  • Likewise, you cannot depend on the online referral lists, such as Angie’s List.  Companies are supposed to be listed on this site according to their performance. However, Consumer Reports wrote that a contractor can move up the list of preferred contractors by paying an advertising fee (McGrath, 2013).


While nothing is guaranteed, these steps will help you choose a trustworthy contractor with the skills you need for your home modifications. Rest assured you will be confident while choosing the right team to make your home beautiful and accessible. Tell us about your experiences with contractors! What tips do you have to add?

References:

McGrath, M. (2013, September 19). Why Consumer Reports Says You Can't Trust Angie's List. Retrieved from https://www.forbes.com/sites/maggiemcgrath/2013/09/18/why-consumer-reports-says-you-cant-trust-angies-list/#920de771bfa7

Stark, S., Keglovits, M., Arbesman, M., & Lieberman, D. (2017, March 01). Effect of Home Modification Interventions on the Participation of Community-Dwelling Adults With Health Conditions: A Systematic Review. Retrieved from https://ajot.aota.org/article.aspx?articleid=2601471

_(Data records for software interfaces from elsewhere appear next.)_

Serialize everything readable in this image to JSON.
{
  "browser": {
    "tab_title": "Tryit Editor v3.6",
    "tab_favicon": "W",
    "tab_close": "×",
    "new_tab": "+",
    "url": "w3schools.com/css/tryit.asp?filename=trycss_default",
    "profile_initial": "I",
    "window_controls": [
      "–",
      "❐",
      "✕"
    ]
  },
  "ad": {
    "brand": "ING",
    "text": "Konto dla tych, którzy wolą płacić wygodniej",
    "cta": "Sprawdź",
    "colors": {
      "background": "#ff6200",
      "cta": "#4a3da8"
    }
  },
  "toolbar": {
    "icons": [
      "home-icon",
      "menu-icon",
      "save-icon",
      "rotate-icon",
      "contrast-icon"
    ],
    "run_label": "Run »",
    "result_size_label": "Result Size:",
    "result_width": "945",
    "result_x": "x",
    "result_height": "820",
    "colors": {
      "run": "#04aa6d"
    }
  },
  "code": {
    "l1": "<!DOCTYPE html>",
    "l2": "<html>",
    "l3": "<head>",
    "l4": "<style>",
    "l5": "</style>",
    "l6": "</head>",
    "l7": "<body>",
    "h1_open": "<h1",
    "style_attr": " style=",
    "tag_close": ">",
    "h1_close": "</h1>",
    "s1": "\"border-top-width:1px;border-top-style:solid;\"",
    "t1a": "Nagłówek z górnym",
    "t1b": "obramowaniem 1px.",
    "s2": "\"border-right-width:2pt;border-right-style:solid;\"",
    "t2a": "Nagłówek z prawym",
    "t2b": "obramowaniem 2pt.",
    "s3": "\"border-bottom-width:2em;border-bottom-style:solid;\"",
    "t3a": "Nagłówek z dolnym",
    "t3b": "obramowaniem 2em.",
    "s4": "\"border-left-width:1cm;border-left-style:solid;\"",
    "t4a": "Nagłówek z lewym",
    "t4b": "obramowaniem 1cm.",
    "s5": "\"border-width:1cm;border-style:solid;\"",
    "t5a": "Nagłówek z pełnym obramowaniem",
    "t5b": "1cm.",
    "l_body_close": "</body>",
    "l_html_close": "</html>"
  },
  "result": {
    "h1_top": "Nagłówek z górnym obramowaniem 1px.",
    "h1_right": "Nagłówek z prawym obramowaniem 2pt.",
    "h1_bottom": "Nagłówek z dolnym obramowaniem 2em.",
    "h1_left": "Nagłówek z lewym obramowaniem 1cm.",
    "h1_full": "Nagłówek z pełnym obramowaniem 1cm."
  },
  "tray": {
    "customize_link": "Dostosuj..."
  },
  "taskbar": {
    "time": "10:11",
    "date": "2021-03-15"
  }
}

Top 8 Pro Tips on How to Hire a Contractor. (2018, January 06). Retrieved from https://www.thisoldhouse.com/ideas/top-8-pro-tips-how-to-hire-contractor